Today's Wordle answer is a verb that depicts agitation or urgency, which are both emotions you're probably feeling if you're struggling to solve the puzzle while you're running out of attempts. But as always, we're here to save the day and your streak. We'll share a few hints that should make the answer clear to you, and to preserve the thrill of the game, we keep them as subtle and engaging as possible. However, if you're not in the mood for brain-teasing, or you no longer have the luxury of trial and error, you can skip ahead to the second section where we reveal the solution word without teasers.

The word you're looking for is a popular one. It's a noun but it can also function as a verb, and it describes a haste or hustle induced by a need to speed things up. The word has only one vowel, U, and its third letter is also repeated as the fourth. It almost rhymes with "early," although if you're ever early, you wouldn't have to use today's answer word.

Still uncertain? Let's look at some more clues that could help turn on the light bulb before we disclose the answer. You could replace the first letter of the word with C to create the name of a spicy Indian dish or an NBA player. If you replace it with an F instead, you'd have an adjective that people typically use to describe pets.

A skite, a scamper, a scurry

Speaking of pets, it's time to let the cat out of the bag. The answer to today's Wordle puzzle (#647 — March 28, 2023) is hurry. You're probably familiar with the word and its meaning — "to make haste" — but what might be news to you is that the word is credited to Shakespeare.

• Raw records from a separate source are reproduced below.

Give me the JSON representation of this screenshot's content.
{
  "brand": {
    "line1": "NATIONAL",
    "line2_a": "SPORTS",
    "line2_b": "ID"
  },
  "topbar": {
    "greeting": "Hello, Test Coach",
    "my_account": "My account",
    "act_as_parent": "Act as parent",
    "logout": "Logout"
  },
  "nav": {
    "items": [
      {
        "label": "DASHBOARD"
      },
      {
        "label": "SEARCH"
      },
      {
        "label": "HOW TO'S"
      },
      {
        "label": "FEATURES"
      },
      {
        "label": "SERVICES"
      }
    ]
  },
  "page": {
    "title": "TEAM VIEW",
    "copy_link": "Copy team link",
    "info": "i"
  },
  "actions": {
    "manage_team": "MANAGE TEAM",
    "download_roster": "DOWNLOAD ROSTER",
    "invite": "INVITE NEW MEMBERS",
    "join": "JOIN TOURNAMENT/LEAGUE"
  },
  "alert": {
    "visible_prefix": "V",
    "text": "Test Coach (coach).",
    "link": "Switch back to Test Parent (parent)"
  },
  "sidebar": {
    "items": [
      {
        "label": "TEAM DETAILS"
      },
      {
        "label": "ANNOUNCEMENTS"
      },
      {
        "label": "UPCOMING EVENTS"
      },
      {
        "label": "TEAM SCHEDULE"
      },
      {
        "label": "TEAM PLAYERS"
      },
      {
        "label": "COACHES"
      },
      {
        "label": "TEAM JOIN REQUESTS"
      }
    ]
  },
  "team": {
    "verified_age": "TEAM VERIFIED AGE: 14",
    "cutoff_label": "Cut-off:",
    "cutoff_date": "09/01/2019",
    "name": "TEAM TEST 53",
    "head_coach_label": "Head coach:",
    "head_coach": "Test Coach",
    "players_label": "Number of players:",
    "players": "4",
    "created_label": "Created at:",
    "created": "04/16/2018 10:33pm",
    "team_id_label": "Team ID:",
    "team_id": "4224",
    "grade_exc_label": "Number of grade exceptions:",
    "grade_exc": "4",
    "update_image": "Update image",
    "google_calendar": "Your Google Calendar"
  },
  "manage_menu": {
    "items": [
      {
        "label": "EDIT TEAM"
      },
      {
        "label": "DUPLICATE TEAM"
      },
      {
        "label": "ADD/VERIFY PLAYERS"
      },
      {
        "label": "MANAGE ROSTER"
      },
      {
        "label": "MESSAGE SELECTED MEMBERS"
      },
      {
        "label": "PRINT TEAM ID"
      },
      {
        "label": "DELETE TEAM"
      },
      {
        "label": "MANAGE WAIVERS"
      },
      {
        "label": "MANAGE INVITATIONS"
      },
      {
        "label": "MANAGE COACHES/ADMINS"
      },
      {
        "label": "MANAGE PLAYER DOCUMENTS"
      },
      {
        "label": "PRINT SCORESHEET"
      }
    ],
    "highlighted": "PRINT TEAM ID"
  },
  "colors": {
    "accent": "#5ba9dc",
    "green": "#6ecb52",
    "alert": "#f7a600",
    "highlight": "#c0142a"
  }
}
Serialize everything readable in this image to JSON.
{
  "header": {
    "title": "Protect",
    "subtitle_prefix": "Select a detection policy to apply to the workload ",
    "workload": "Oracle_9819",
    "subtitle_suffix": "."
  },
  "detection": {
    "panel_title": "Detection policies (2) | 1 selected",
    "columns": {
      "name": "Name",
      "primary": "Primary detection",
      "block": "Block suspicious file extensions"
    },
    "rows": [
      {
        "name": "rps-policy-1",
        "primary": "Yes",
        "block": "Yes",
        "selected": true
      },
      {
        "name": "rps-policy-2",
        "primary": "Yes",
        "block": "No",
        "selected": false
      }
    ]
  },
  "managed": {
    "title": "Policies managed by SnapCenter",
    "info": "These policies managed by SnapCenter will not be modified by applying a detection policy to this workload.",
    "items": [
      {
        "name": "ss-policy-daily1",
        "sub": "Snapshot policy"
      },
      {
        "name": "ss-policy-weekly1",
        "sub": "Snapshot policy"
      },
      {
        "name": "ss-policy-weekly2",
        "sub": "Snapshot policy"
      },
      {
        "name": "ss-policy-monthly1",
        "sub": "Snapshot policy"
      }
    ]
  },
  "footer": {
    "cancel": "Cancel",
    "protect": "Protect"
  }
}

Etymonline reports that the word was first recorded in Shakespearean writing, and is possibly a variation of the word "harry" or the West Midlands twist of Middle English "hurren," which meant to buzz or vibrate rapidly, typically in the context of insects. Per the same source, it traces further back to Proto-Germanic "hurza," meaning "to move with haste," which is possibly the same root of the word "hurl."

There are no sources specifying that Shakespeare invented the word, though. It might have been in common usage during the Elizabethan era, just not used in written text prior to the writings of the prominent playwright. We hope you turn your tiles green in as few tries as possible. To improve your chances of a quick win moving forward, here's a guide to the best starting words for narrowing down possible answers to Wordle puzzles. And if you're in the mood for more brain teasers, here are other games like Wordle you can try.